Indeed, the period following the U. S. conquest of California has been characterized by numerous sources as a genocide. Under US sovereignty, after 1848, the Indian population plunged from 150,000 to 30,000 in 1870 and reached a low of 16,000 in 1900; the Anglo-Americans came in with an initial dislike of the Native Americans and fearing them for no historical reason. The confrontation between Anglos and Indians was brutal, resulting in the murder and rape of native Californians. In those 10 years the Indian population of the Central Valley and adjacent hills and mountains decreased from around 150,000 to 50,000. Many hostile interactions began to occur such as the Clear Lake Massacre of 1849. At the Clear Lake Massacre, local Pomo killed two white men, exploiting local Indians, enslaving them and abusing them and sexually assaulting Indian women; as a result, the whites created a massive military campaign of brutality. On the April 22, 1850, to "craft its own code of compulsory labor", an "Act for the Government and Protection of Indians" was passed which curtailed rights of Indians.

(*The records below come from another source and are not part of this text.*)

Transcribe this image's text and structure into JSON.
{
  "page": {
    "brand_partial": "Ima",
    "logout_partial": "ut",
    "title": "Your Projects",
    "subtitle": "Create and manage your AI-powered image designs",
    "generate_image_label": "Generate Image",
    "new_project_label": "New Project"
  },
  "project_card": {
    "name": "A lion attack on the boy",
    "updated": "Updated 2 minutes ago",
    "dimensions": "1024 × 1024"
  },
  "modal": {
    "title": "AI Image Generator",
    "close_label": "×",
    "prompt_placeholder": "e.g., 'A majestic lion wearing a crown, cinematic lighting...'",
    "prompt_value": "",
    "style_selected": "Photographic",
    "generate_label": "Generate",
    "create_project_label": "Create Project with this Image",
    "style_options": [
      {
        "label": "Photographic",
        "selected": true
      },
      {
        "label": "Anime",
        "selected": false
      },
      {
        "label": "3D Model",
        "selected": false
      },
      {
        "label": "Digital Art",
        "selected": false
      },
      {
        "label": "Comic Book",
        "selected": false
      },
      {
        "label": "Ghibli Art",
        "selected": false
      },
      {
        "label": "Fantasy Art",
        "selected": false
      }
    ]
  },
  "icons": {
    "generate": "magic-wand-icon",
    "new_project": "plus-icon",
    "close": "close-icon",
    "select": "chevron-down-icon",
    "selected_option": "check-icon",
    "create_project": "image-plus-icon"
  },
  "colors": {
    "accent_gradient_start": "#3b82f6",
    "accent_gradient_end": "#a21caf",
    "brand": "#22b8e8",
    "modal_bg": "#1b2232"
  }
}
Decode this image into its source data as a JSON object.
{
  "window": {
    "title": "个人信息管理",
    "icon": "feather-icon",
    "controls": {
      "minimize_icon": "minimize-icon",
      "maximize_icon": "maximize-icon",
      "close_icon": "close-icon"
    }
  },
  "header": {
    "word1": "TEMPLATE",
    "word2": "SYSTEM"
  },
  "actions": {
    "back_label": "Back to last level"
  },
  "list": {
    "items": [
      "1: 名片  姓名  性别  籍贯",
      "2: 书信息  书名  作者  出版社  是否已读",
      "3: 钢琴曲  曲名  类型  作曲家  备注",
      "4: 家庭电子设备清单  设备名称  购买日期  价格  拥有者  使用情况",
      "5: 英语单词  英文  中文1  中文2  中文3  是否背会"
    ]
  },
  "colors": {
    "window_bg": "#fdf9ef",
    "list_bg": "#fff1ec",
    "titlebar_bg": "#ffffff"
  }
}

It provided that: "White persons or proprietors could apply to